"You have a settlement that is supposed to change behavior ... and how does it work? The taxpayer money flows from us toward them," Barofsky said, referring to Wall Street banks that process mortgages and foreclosures. "They're actually going to profit, they're going to recognize taxpayer-funded profit [from aspects of the settlement]."

Much of the $25 billion settlement figure, Barofsky said, will reward banks for activities they would ordinarily perform in the normal course of business. After evicting borrowers, banks sometimes are unable to resell their home, and bulldoze the property to curb their own losses. Under the settlement, the cost of bulldozing will count toward the $25 billion. Similarly, some states permit banks to seek unpaid loan balances from borrowers even after foreclosing on a home. In practice, banks almost never actually pursue such activities, as borrowers who lose their homes are usually broke. Nevertheless, any unpaid loan balances that banks do not pursue will count toward the $25 billion settlement total -- even though banks ordinarily wouldn't be seeking this money.

But Barofsky appeared most critical of the settlement's relationship with HAMP. Loans that are modified under HAMP will also count as part of the $25 billion settlement total. But HAMP is itself a taxpayer-financed program that already subsidizes banks for providing foreclosure relief, resulting in another indirect subsidy for big banks.

One of the $25 billion settlement's architects, New York Attorney General Eric Schneiderman, boasted about holding banks accountable during a Netroots speech on Thursday, but declined an invitation to participate in the foreclosure fraud panel, according to Dayen, the panel's moderator.

White-collar crime lawyer Szymoniak and Chu, the Massachusetts activist, both bemoaned Obama's frequent invocation of "responsible" borrowers, arguing that this subjective focus on the moral integrity of borrowers ignores the rampant wrongdoing committed by the banking system both before and after the financial collapse. Chu emphasized that much of the legal architecture surrounding the mortgage system is rigged against middle-class and low-income homeowners, while providing breaks for wealthier borrowers.

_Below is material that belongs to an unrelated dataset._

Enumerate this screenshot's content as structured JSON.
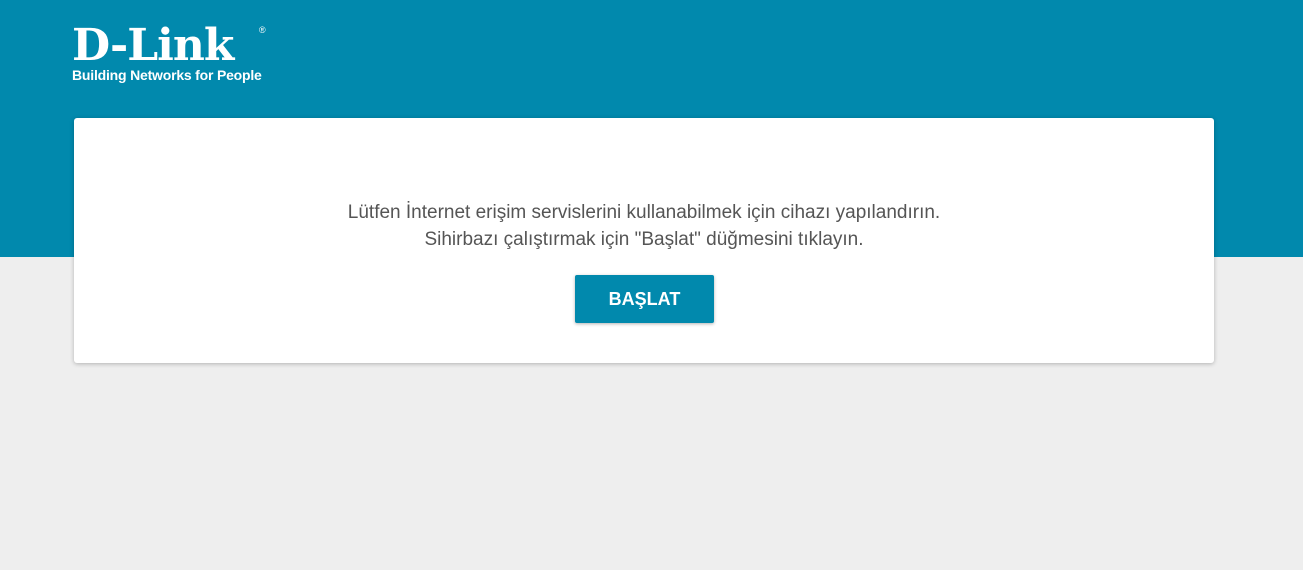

"We live in an economic system where if you own two houses or a yacht, you can declare bankruptcy and save those with principal reduction. But if you've only got one house, you can't," Chu said. "So people find themselves in foreclosure through a whole set of factors beyond their own personal decisions."

The panelists generally appeared heartened by the media attention foreclosure fraud has received over the past two years. Nevertheless, Barofsky has little faith that Republican or Democratic politicians will do anything substantive to curb foreclosure abuses.

"We will be here in two years again, talking about this program, unless something radical changes. And I don't see how it's going to happen," Barofsky said. "So many people make so much goddamn money off of it, and that is what controls things in Washington."